We live in times where climate change is starting to impact on lives, and adversely on the lives of those in areas where sea level rise threatens their homes, or longer droughts threaten crops. As ‘climate change refugees’ start to make their way towards countries in western Europe we should take time to listen to them describe the damage we are creating in their homelands. We are still building ‘that wall’ to live in a comfort zone and ignore the effects of our own lifestyles on others. When mitigating the effects of climate change is proposed we saw one nation openly remove itself from any commitment to help those affected, the preference was ‘the wall’ that shielded their lifestyle and ignored others.

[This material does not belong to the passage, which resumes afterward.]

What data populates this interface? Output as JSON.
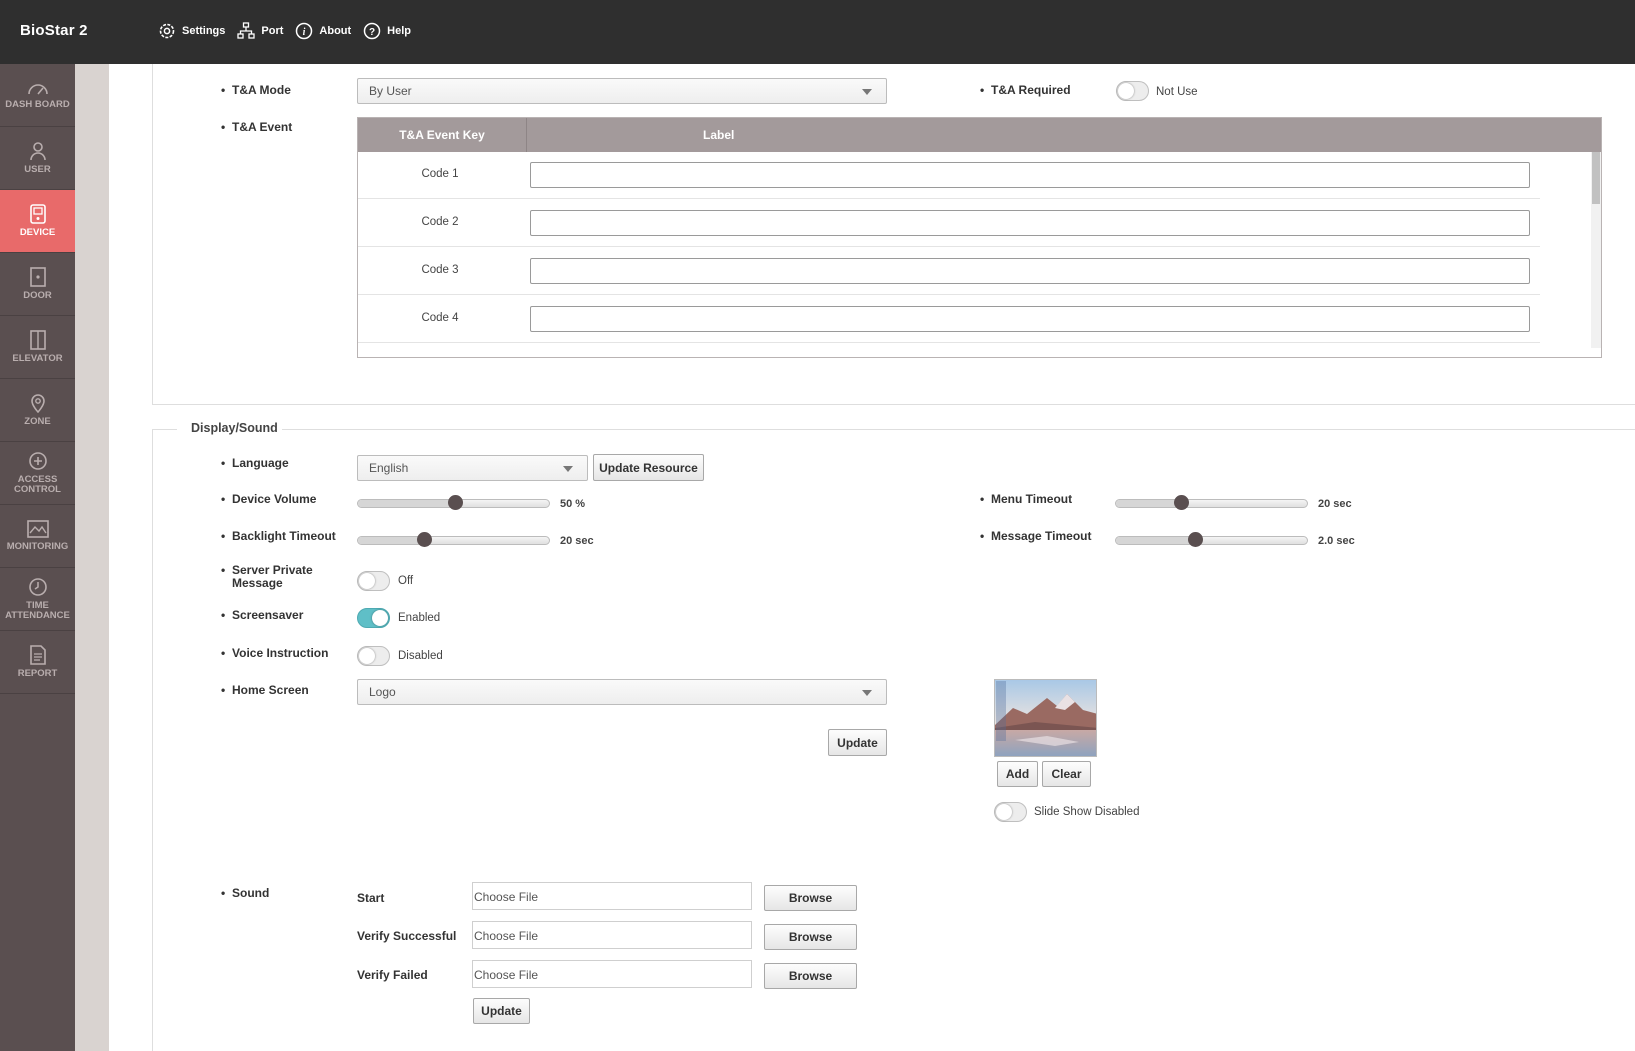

For most of my life I have been aware of changing attitudes towards those who actions have transgressed what is seen as normal behaviour. On one side I have witnessed extreme calls for punishment, a desire to see others suffer and a belief that to inflict suffering is somehow right. At the other extreme there is the idea of reform, of repentance and of retraining to help people back into a society. We need to spend more time considering the lives of those who often end up incarcerated for reasons that we should be able to avoid. We should be asking the question why the prison population does not reflect social and ethnic grouping in the general population. Even the most ardent reformer needs to try and understand the conditions that have led so many to end up incarcerated for long periods of time.
Whilst some may express their frustration by acts of vandalism, or theft, or violence, others may respond differently. A sense of helplessness among young people, of being isolated, or facing a life without the security of owning a home, or even having a roof over their head, a sense of desperation sometimes leading to suicide, or to becoming dependent upon drugs, all these reflect poorly on our ability to show empathy. The wall that we build to protect our comfort zone sees these people isolated in the same way that many were seen as outcasts and beggars in times past. We see these people as being ‘at fault’ when we really should be spending more time listening to their stories and their concerns, listening to their hopes and determining how we can better play a role in their futures. If we continue to build walls then we can never hope to have empathy that helps us put ourselves in another’s shoes. The generation gap can too easily become an empathy gap.